Some things you need to know about Juma Perez:
Firstly, she is one hell of a strong person.
Secondly, she is filled with conviction. If she believes in you, it is the most powerful force you can have on your side.
Thirdly, she is brilliant.
. . .
I didn’t know all of these things when I first met her. But after knowing Juma for 3 weeks she had convinced me that I could write and publish my own book. So I did. Simply because she believed in a place that I couldn’t even see. And now, after finding her own places and getting acquainted with the scenery – much like growing daisies in a cow town – a book blossomed to life in a place that once seemed barren.
It has been a process of patient. Of diligence.
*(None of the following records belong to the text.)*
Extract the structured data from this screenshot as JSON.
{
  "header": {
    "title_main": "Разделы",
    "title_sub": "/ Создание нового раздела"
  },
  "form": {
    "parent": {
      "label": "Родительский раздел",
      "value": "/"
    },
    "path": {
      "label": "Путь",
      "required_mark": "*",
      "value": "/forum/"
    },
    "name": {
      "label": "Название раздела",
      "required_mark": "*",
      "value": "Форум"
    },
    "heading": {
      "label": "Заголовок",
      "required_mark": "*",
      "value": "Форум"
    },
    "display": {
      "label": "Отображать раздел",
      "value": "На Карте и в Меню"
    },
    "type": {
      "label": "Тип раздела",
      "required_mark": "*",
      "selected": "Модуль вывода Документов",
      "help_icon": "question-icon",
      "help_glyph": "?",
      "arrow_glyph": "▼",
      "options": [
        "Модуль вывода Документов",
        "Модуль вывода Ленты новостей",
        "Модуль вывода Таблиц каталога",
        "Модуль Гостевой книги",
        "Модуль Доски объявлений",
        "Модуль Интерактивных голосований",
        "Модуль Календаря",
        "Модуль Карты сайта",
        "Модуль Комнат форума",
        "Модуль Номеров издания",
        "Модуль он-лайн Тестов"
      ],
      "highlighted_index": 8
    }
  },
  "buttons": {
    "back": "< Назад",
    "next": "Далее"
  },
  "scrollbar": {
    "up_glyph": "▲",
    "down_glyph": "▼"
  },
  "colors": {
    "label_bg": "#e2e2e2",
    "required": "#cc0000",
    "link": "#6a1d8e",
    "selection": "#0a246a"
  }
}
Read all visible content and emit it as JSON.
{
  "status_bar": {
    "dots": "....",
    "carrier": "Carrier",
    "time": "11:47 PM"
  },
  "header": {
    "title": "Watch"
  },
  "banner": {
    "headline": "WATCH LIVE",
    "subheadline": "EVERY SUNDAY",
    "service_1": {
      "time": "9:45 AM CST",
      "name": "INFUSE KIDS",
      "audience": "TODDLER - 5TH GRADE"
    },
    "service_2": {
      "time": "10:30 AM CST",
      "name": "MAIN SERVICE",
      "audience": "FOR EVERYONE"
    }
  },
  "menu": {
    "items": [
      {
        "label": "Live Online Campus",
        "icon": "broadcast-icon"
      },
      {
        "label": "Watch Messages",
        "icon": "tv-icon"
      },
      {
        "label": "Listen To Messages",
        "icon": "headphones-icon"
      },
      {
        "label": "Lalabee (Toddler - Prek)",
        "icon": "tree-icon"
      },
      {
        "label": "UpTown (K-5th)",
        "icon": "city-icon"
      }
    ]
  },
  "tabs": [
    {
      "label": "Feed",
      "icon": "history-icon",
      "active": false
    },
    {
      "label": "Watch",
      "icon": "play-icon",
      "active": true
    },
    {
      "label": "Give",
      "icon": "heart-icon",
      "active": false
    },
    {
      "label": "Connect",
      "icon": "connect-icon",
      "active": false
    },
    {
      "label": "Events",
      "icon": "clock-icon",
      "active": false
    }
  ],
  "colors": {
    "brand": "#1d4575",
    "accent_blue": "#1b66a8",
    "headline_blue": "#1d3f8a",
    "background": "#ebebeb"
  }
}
Of discipline.
We’re excited to announce the launch of How To Grow Daisies In A Cowtown on November 5th, 2017. Copies will be available in our shop.
. . .
There was quite a long period there between the book being finished and you being ready to publish it. Why was that time significant for you?
I felt a lot of the content was finished before I even knew I would write this book. These are in fact, my stories. They were written as my life moved forward. The time between finishing writing the book and publishing it, I took to really reflect on myself. Writing it was painful in a lot of ways, and I needed some time to put it down and recover from that.
Do you feel like publishing this now vs. when it was finished or even later down the road is impactful?
It may not be impactful for the audience, but it was for me. I decided I would publish this story when I was ready to fully claim the story as my own, and that doesn’t necessarily have to come immediately after the last edits of a manuscript. Its a short read, so I’ve read this compilation what feels like a billion times. After a while it did not sound any different from the other times I read it, but it started to feel different. The poems started to fit comfortably in my life and I was able to really be open up about it without feeling shame, and thats when I knew, I was healing again. It was time to move on.
What is your own personal parallel and connection with Persephone? With Hades?
I’ve always been enchanted with the seasons. Autumn always made me feel nostalgic for the life I led the last autumn, which was also me feeling nostalgic of the autumn season before that.
When I was 15, someone told me that I probably have Seasonal Affective Disorder, an odd sequence of events happened where the next day a friend of mine kept referring to me as Demeter, weeping for her lost Persephone. As the years went on, I quickly realized that I was Persephone, stolen and weeping for my life outside the underworld.
We all have our own Hades’ in our lives, our own form of captors. Whether that be a person, a place, an event. Hades is just the thing that steals our joy, has darkness take place of our identities, encompasses us for seasons, makes us question what it is we truly are. But time moves all things, and Hades— like Persephone, comes and goes with the seasons. I think we can all find parallels of this in our own stories. It is simply the myth of redemption.
What has been the scariest part to overcome in this process?
Getting the book out there. I wrote this story for myself, and dedicated the book to my sisters who are my biggest fans, so when I was writing it I wasn’t really thinking about the rest of the audience that may have their hands on it as well. When that dawned on me, it was quite terrifying. I got over this through the realization that this is very well, not only my story.
What would be your advice to others struggling to overcome their own process in publishing their own books?
Do not let your own thoughts be your captor. I think we all just need to learn to love the stories we’ve lived and learn to flourish from our struggles. If you are writing and publishing work that comes from a dark place, let equal amounts of love come from your work. Mostly love for yourself. Putting yourself out there is tough, but its a lot easier when you can learn to love yourself even in your darkest moments.
What has been the best lesson to come out of this process?
Learning to talk openly about experiences of pain and confusion with people who love me and people who know what these stories feel like. Every poem I wrote I read to my sisters and closest friends, and that made me open part of myself that we may have never properly talked about. The best thing that came out of this book was learning to be authentic with the people I love, which in turn taught me how to be authentic with myself.
Find more of Juma’s work here.